by John Hoffman

Last June, the Huffington Post published a nice photo essay about fathers at the birth of their babies. They used a title that was total click bait: 35 Raw Birth Photos of Dads Welcoming Their Babies into the World. I usual ignore click bait but, since it was dads and birth I couldn’t resist having a peek. And they are great photos.

Having been at three births myself – each of which I remember so clearly – the photo essay got me thinking about the significance of fathers at birth. It may seem routine now. But dads in the delivery room was a revolutionary change when it starting happening in the mid 1970s. To me, being able to participate in the birth of children is the single most important change to take place in modern fatherhood. I remember a conversation I had with a fellow fatherhood geek 25 years ago when Bill Clinton was elected president. He pointed out that Clinton would be the first American president to have seen his child born. The fellow seemed to think that would have a profound impact Mr. Clinton’s presidency.

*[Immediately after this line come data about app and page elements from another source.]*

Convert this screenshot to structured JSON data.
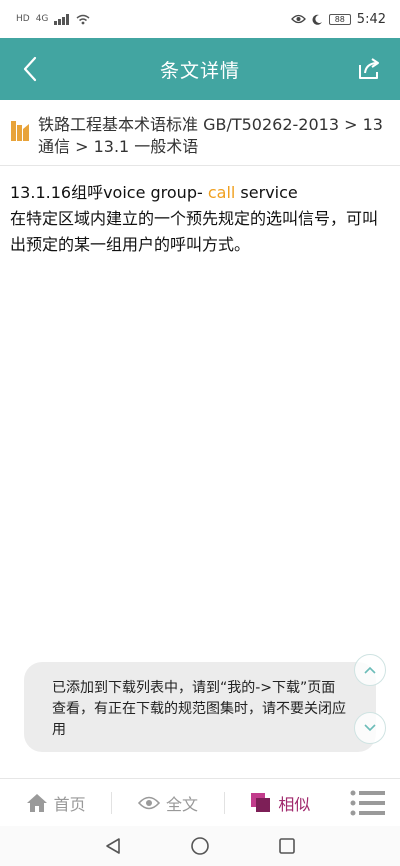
{
  "status_bar": {
    "left_small": "HD",
    "net": "4G",
    "battery": "88",
    "time": "5:42"
  },
  "header": {
    "title": "条文详情"
  },
  "breadcrumb": {
    "book": "铁路工程基本术语标准 GB/T50262-2013",
    "sep1": " > ",
    "chapter": "13 通信",
    "sep2": " > ",
    "section": "13.1 一般术语"
  },
  "article": {
    "term_prefix": "13.1.16组呼voice group- ",
    "term_highlight": "call",
    "term_suffix": " service",
    "definition": "在特定区域内建立的一个预先规定的选叫信号，可叫出预定的某一组用户的呼叫方式。"
  },
  "toast": {
    "message": "已添加到下载列表中，请到“我的->下载”页面查看，有正在下载的规范图集时，请不要关闭应用"
  },
  "bottom_nav": {
    "home": "首页",
    "fulltext": "全文",
    "similar": "相似"
  },
  "colors": {
    "header_bg": "#42a5a1",
    "highlight": "#f0a020",
    "active_tab": "#a0286c",
    "book_icon": "#e8a33a"
  }
}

I don’t know how true that was. But I do think that being present at the birth of your child is a very formative experience in a man’s life. For one thing, you get to experience the miracle of life. No matter what you’ve been taught, or read about human reproduction, seeing your child come out of your partner’s body really does seem like a miracle – every time. Surely that changes the way you look at life at least a bit.

Then, of course, there is the significance of seeing your child at the moment of birth. I’m not much of a believer in instant bonding (I know lots of adoptive dads who bonded with older children just fine over time.). But I do think that being a child’s birth is a great way to kickstart a father-child relationship.

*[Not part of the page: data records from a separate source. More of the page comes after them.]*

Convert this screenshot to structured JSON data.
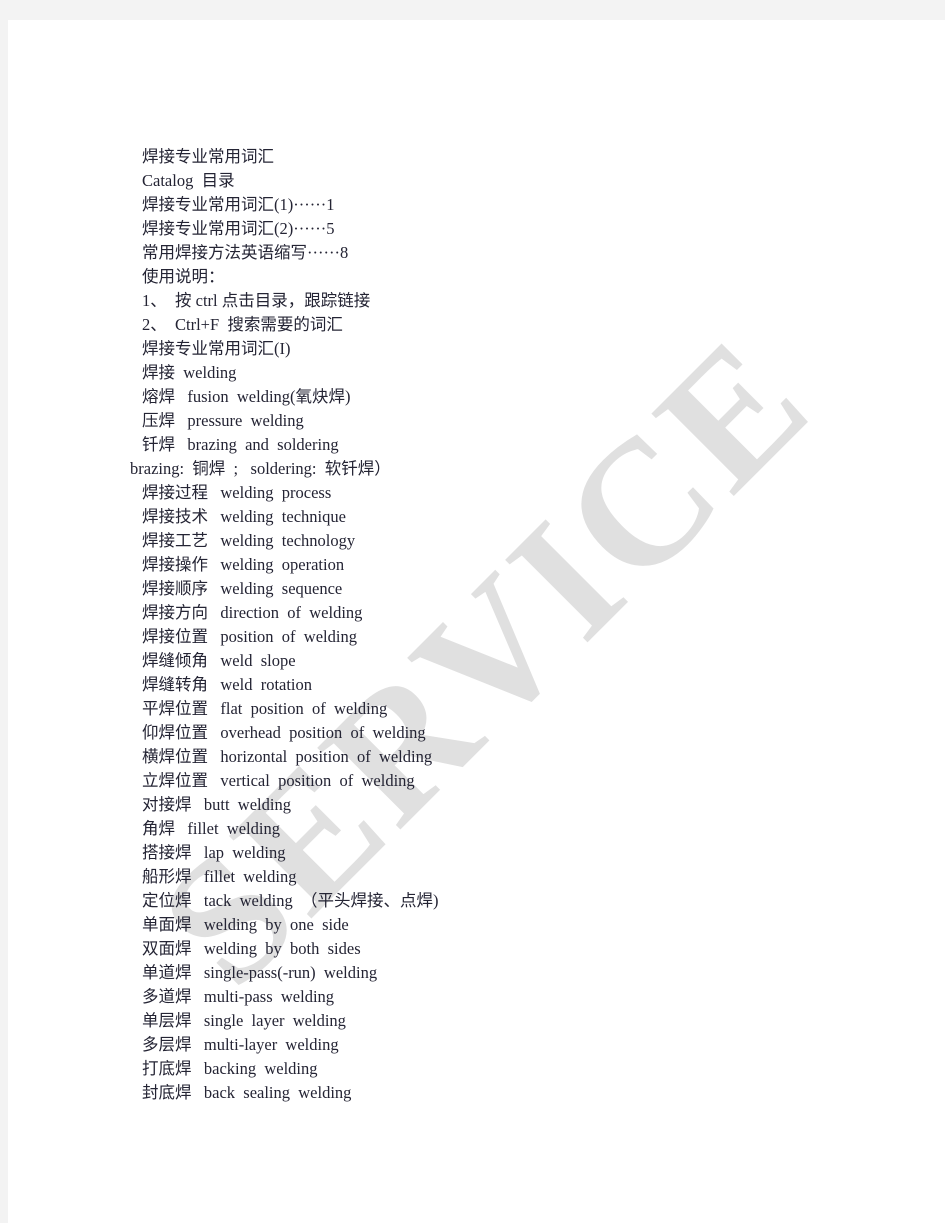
{
  "document": {
    "title": "焊接专业常用词汇",
    "catalog_heading": "Catalog  目录",
    "toc": [
      "焊接专业常用词汇(1)······1",
      "焊接专业常用词汇(2)······5",
      "常用焊接方法英语缩写······8"
    ],
    "usage_heading": "使用说明：",
    "usage_items": [
      "1、\t按 ctrl 点击目录，跟踪链接",
      "2、\tCtrl+F  搜索需要的词汇"
    ],
    "section_heading": "焊接专业常用词汇(I)",
    "entries": [
      "焊接  welding",
      "熔焊   fusion  welding(氧炔焊)",
      "压焊   pressure  welding",
      "钎焊   brazing  and  soldering",
      "brazing:  铜焊  ;   soldering:  软钎焊）",
      "焊接过程   welding  process",
      "焊接技术   welding  technique",
      "焊接工艺   welding  technology",
      "焊接操作   welding  operation",
      "焊接顺序   welding  sequence",
      "焊接方向   direction  of  welding",
      "焊接位置   position  of  welding",
      "焊缝倾角   weld  slope",
      "焊缝转角   weld  rotation",
      "平焊位置   flat  position  of  welding",
      "仰焊位置   overhead  position  of  welding",
      "横焊位置   horizontal  position  of  welding",
      "立焊位置   vertical  position  of  welding",
      "对接焊   butt  welding",
      "角焊   fillet  welding",
      "搭接焊   lap  welding",
      "船形焊   fillet  welding",
      "定位焊   tack  welding  （平头焊接、点焊)",
      "单面焊   welding  by  one  side",
      "双面焊   welding  by  both  sides",
      "单道焊   single-pass(-run)  welding",
      "多道焊   multi-pass  welding",
      "单层焊   single  layer  welding",
      "多层焊   multi-layer  welding",
      "打底焊   backing  welding",
      "封底焊   back  sealing  welding"
    ]
  },
  "watermark": {
    "text": "SERVICE",
    "color": "#e0e0e0"
  },
  "colors": {
    "page_background": "#ffffff",
    "band_gray": "#f3f3f3",
    "body_text": "#242434"
  }
}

And let’s not forget the significance of men supporting their partner during labour. The Huffington Post photo essay was billed as being about dads welcoming their babies into the world. But some of the photos showed very intimate scenes of fathers and their partners in the heat of labour. Sometimes they were sort of wrapped around each other. Other times they were locking hands or eyes. The sense of connection was very powerful.

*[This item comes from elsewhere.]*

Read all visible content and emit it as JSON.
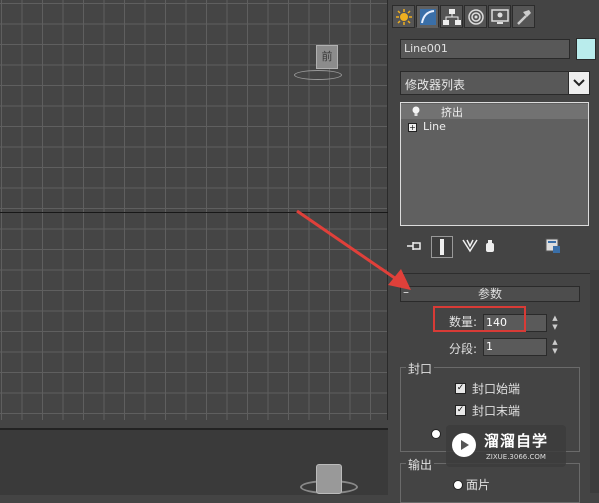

I can’t say that supporting your partner in birth gives you a lock on a great relationship forever. But I do think it’s just about the most intimate thing a man can do with his partner. Even more intimate than sex. And generally speaking, shared intimacy is a good thing for relationships. I remember one father who summed up the experience like this, “You can’t speed birth up. You can’t slow it down. You can’t make it all better. But she’ll remember what you did for her for the rest of her life.”

Fathers being at birth also helped pave the way towards more father involvement in baby care. I have to think that supporting your partner through labour and pregnancy, seeing babies being born and then being more involved in their care changes a male perspective on what is important about human life. It gives men hands-on experience in understanding the needs of women and children. And any man who understands those needs is a better man, one who is less inclined to violence and more inclined to help make the world a safer and more caring place.

So I salute all the dads who have been there with and for their partners during labour and helped to welcome their children to the world. (Of course, I’m even more in awe of women who have given birth!) Each of my birth experiences was different. And they sure were challenging. But I wouldn’t trade those experiences for anything. Being at my children’s birth – and playing a big role in their care and upbringing – have helped make me the (middle-aged) man and father I am today.

What about you? How did being at your partner’s birth impact you as a father and a man? We’d love to here your thoughts and stories.


Want to keep getting great stories and information like this? Be sure to Follow Things Dads Do.




Leave a Reply

Fill in your details below or click an icon to log in:

WordPress.com Logo

You are commenting using your WordPress.com account. Log Out /  Change )

Google+ photo

You are commenting using your Google+ account. Log Out /  Change )

Twitter picture

You are commenting using your Twitter account. Log Out /  Change )

Facebook photo

You are commenting using your Facebook account. Log Out /  Change )


Connecting to %s